# WHAT THIS TASK INVOLVES
Report each line of the data that includes the word "true".

# DATASET CONTENT
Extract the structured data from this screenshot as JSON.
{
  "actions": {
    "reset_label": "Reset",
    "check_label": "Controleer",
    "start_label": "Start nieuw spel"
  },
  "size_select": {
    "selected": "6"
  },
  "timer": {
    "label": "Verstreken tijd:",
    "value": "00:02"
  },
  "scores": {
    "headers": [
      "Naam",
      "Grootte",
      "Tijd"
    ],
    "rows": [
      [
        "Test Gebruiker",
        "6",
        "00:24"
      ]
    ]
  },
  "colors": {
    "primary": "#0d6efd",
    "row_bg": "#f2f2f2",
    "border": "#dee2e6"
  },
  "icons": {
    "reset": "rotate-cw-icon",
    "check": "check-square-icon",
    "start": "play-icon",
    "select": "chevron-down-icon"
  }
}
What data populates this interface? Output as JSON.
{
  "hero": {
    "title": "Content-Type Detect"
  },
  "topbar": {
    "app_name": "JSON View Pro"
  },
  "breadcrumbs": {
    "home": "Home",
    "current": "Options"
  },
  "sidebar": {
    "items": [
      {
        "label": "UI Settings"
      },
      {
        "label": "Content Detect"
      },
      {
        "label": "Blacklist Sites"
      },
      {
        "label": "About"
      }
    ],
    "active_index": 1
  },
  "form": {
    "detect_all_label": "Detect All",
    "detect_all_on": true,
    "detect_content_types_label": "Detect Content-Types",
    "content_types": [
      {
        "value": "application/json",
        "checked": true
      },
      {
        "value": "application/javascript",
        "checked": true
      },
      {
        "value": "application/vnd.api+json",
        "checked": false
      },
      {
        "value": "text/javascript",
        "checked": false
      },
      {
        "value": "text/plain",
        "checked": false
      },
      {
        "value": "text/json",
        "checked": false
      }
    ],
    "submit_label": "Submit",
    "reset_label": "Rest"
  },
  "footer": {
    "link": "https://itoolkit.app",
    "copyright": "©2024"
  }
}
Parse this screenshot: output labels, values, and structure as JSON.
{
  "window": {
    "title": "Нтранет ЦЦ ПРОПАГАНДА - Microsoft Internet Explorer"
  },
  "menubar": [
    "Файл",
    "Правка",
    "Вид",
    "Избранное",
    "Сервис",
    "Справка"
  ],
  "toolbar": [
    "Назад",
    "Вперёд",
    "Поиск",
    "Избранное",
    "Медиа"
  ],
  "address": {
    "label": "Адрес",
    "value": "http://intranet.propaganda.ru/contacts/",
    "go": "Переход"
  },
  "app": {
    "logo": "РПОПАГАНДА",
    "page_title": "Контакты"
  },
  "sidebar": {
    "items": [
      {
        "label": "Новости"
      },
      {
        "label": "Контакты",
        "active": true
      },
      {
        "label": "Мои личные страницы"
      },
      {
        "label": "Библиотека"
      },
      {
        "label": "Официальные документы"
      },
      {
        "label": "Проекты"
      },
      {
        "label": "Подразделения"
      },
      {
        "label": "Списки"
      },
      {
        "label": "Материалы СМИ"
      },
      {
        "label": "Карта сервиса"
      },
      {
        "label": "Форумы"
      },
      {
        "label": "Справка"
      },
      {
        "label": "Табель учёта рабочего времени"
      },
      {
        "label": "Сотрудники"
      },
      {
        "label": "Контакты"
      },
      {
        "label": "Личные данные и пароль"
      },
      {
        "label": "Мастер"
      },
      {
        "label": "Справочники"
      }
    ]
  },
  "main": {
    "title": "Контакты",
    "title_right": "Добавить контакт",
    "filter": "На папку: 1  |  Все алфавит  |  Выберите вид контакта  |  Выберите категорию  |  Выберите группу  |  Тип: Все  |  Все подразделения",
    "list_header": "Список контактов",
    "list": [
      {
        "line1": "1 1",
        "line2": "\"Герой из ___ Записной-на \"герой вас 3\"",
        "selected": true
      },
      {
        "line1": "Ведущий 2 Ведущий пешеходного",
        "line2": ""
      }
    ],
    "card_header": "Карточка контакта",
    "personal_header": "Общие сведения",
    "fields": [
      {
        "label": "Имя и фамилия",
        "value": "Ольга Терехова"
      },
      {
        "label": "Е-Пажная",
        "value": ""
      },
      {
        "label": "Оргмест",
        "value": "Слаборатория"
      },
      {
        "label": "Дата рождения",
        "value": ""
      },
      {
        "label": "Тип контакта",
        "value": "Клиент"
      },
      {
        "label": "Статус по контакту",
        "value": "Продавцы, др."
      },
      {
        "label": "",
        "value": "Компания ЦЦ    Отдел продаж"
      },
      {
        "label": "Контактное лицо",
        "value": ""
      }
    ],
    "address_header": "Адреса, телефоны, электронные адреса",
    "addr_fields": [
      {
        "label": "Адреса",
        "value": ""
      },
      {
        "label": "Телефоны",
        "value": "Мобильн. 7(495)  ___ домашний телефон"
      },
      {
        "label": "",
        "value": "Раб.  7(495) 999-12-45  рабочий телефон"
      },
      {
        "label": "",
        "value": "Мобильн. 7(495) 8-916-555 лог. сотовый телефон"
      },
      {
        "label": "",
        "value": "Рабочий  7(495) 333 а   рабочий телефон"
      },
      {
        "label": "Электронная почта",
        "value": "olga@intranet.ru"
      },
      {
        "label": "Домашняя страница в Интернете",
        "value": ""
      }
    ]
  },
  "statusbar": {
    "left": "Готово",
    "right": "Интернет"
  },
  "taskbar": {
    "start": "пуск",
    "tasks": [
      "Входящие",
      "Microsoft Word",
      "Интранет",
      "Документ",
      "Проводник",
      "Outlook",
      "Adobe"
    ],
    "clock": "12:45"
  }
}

# EXERCISE SOLUTION
    "detect_all_on": true,
        "checked": true
        "checked": true
        "active": true
        "selected": true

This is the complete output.